Overland Review: Sportsmobile, 50 years strong

Put the words “conversion” and  “van” in the same sentence, and you’re likely to induce imagery of smoked bubble windows and orange shag carpeting. You can almost hear strains of KC and the Sunshine Band. A Sportsmobile is a different beast. More a remanufactured overlanding vehicle on a Ford or Chevy platform than a mere “conversion,” the Sportsmobile is not only a seminal product in its field (2011 marks the company’s 50th anniversary), but can be configured as a heavy-duty, four-wheel-drive, self-contained camper capable of extended journeys in the most remote regions on earth. 

On a trip through California last month, we visited Alan Feld, the owner of Sportsmobile West (there are two other divisions as well), in his factory in Fresno, to see the entire process of building the vehicles, from stock van to completed Sportsmobile.

Once the minimal factory interior is removed from the van, the vast rectangular box is essentially a blank canvas, open to a number of semi-stock interiors or nearly any custom configuration a customer can dream up.  If you want to go beyond the basics of stove, fridge, sink, bed, and toilet, you can add flat-screen TVs, captain’s chairs, furnaces and AC units, a shower—the list goes on. The roof can be permanent full-height or a retractable “penthouse.” Everything from counters to plumbing is of first-rate quality.

I enjoyed looking at the well-thought-out interiors, but it was the four-wheel-drive conversion process that most interested me. I’ve seen them done poorly and seen them done well, but rarely have I seen one done as well as here.

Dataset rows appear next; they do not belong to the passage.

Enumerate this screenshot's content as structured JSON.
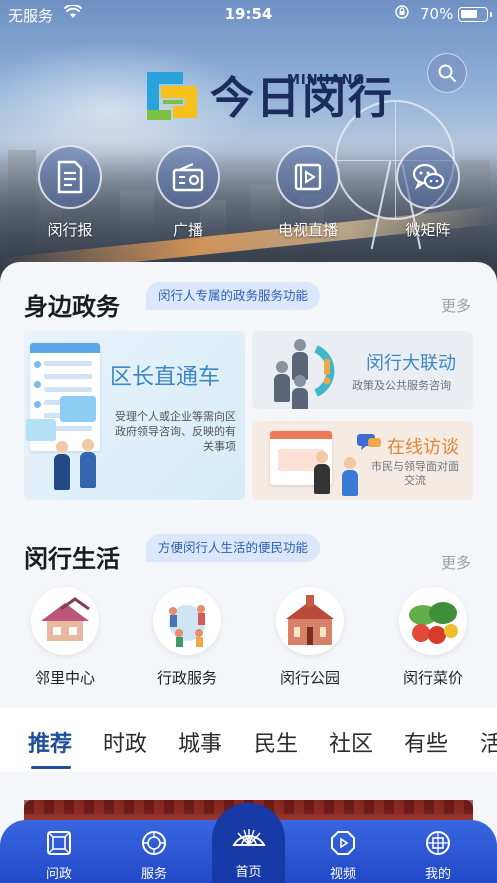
{
  "status_bar": {
    "carrier": "无服务",
    "time": "19:54",
    "battery_percent": "70%",
    "battery_level": 0.7
  },
  "header": {
    "logo_text": "今日闵行",
    "logo_sub": "MINHANG",
    "search_icon": "search-icon"
  },
  "quick_nav": [
    {
      "label": "闵行报",
      "icon": "newspaper-icon"
    },
    {
      "label": "广播",
      "icon": "radio-icon"
    },
    {
      "label": "电视直播",
      "icon": "tv-live-icon"
    },
    {
      "label": "微矩阵",
      "icon": "wechat-icon"
    }
  ],
  "gov_section": {
    "title": "身边政务",
    "tag": "闵行人专属的政务服务功能",
    "more": "更多",
    "card_main": {
      "title": "区长直通车",
      "desc": "受理个人或企业等需向区政府领导咨询、反映的有关事项"
    },
    "card_top": {
      "title": "闵行大联动",
      "sub": "政策及公共服务咨询"
    },
    "card_bottom": {
      "title": "在线访谈",
      "sub": "市民与领导面对面交流"
    }
  },
  "life_section": {
    "title": "闵行生活",
    "tag": "方便闵行人生活的便民功能",
    "more": "更多",
    "items": [
      {
        "label": "邻里中心"
      },
      {
        "label": "行政服务"
      },
      {
        "label": "闵行公园"
      },
      {
        "label": "闵行菜价"
      }
    ]
  },
  "tabs": [
    "推荐",
    "时政",
    "城事",
    "民生",
    "社区",
    "有些",
    "活"
  ],
  "bottom_nav": [
    {
      "label": "问政",
      "icon": "ask-gov-icon"
    },
    {
      "label": "服务",
      "icon": "service-icon"
    },
    {
      "label": "首页",
      "icon": "home-fan-icon"
    },
    {
      "label": "视频",
      "icon": "video-icon"
    },
    {
      "label": "我的",
      "icon": "profile-icon"
    }
  ],
  "colors": {
    "accent": "#1f4f9c",
    "nav_blue": "#2149c8",
    "tag_bg": "#dbe7fa",
    "orange": "#e2863a"
  }
}
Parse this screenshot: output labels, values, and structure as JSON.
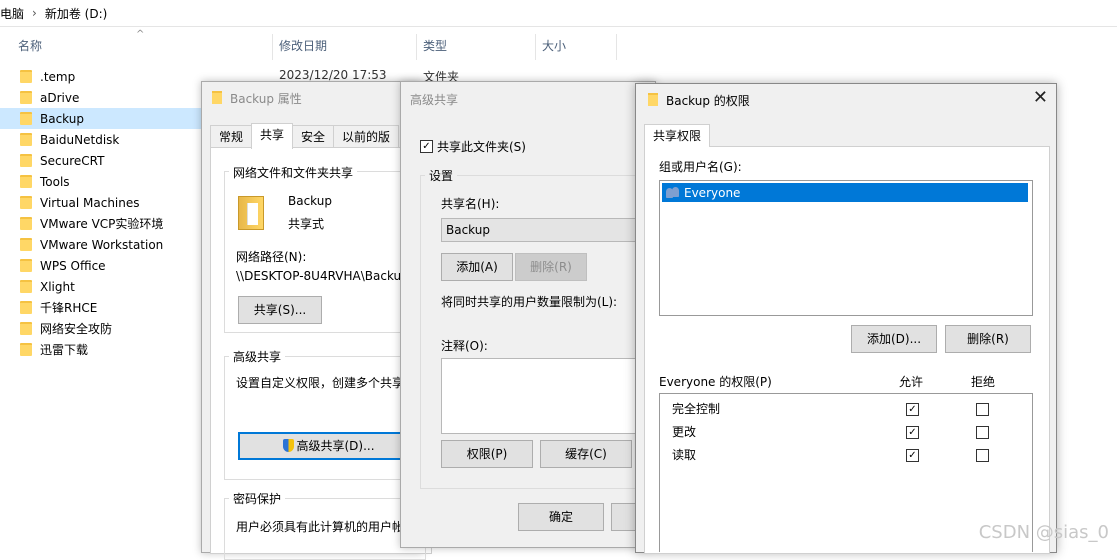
{
  "explorer": {
    "breadcrumb": [
      "电脑",
      "新加卷 (D:)"
    ],
    "columns": [
      "名称",
      "修改日期",
      "类型",
      "大小"
    ],
    "first_date": "2023/12/20 17:53",
    "first_type": "文件夹",
    "files": [
      ".temp",
      "aDrive",
      "Backup",
      "BaiduNetdisk",
      "SecureCRT",
      "Tools",
      "Virtual Machines",
      "VMware VCP实验环境",
      "VMware Workstation",
      "WPS Office",
      "Xlight",
      "千锋RHCE",
      "网络安全攻防",
      "迅雷下载"
    ],
    "selected": "Backup"
  },
  "props": {
    "title": "Backup 属性",
    "tabs": [
      "常规",
      "共享",
      "安全",
      "以前的版"
    ],
    "active_tab": "共享",
    "sharing_group": "网络文件和文件夹共享",
    "folder_name": "Backup",
    "share_state": "共享式",
    "net_path_label": "网络路径(N):",
    "net_path": "\\\\DESKTOP-8U4RVHA\\Backu",
    "share_button": "共享(S)...",
    "adv_group": "高级共享",
    "adv_desc": "设置自定义权限，创建多个共享",
    "adv_button": "高级共享(D)...",
    "pwd_group": "密码保护",
    "pwd_desc": "用户必须具有此计算机的用户帐"
  },
  "adv": {
    "title": "高级共享",
    "share_checkbox": "共享此文件夹(S)",
    "settings_group": "设置",
    "share_name_label": "共享名(H):",
    "share_name": "Backup",
    "add_button": "添加(A)",
    "remove_button": "删除(R)",
    "limit_label": "将同时共享的用户数量限制为(L):",
    "comment_label": "注释(O):",
    "perm_button": "权限(P)",
    "cache_button": "缓存(C)",
    "ok_button": "确定"
  },
  "perm": {
    "title": "Backup 的权限",
    "tab": "共享权限",
    "group_label": "组或用户名(G):",
    "users": [
      "Everyone"
    ],
    "add_button": "添加(D)...",
    "remove_button": "删除(R)",
    "perm_label": "Everyone 的权限(P)",
    "allow": "允许",
    "deny": "拒绝",
    "rows": [
      {
        "name": "完全控制",
        "allow": true,
        "deny": false
      },
      {
        "name": "更改",
        "allow": true,
        "deny": false
      },
      {
        "name": "读取",
        "allow": true,
        "deny": false
      }
    ]
  },
  "watermark": "CSDN @sias_0"
}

So seamless is the installation that, looking at a half-finished chassis on a rack, it was impossible to tell where the Ford factory parts left off and the Sportsmobile parts took over—except that the latter were arguably stronger.

The heavy-duty front axle, springs, and transfer case are all made in California. Furthermore, Alan has been on a mission to source as many components as possible from the U.S. and even his own state. He uses a stout, all-gear Atlas II transfer case (made in Paso Robles, CA), an equally stout Dynatrac Pro Roc 60 axle assembly, and, as of quite recently, leaf springs manufactured right there in Fresno. The extended-range fuel tanks are also manufactured in California.

The result is a comfortable and surprisingly capable machine—at the 2011 Overland Expo, even the veteran Camel Trophy team members who ran the Land-Rover-sponsored demonstration course were surprised at the Sportsmobile’s tolerance for side-slope angles. And it’s well-built enough that the company provides a 50,000-mile warranty. 

Mercedes Sprinter van camperSprinter with bike bay in rear, camper in front.I should note that Alan is also using the Mercedes Benz Sprinter van as a base for some beautiful camper conversions. Although the four-wheel-drive version of the Sprinter is not (yet) available in the U.S., we do at least get the brilliant BlueTEC V6 turbodiesel, which is capable of 20-plus mpg on the highway. One completely self-contained unit I spent some time in was stickered around $75,000—a bargain considering the combination of Mercedes and Sportsmobile quality, and more so when compared with some far more expensive but troublesome “conversions” I’ve seen. It got me dreaming of that loop up through the Maritime Provinces we’ve always wanted to do. I’m beginning to think a “conversion van” might fit right into place between our Land Cruisers. 

Just to be sure: Despite lurking behind stacks of parts and peeking through closed doors at Alan’s factory, nowhere could I find a hidden stash of smoked bubble windows or shag carpet.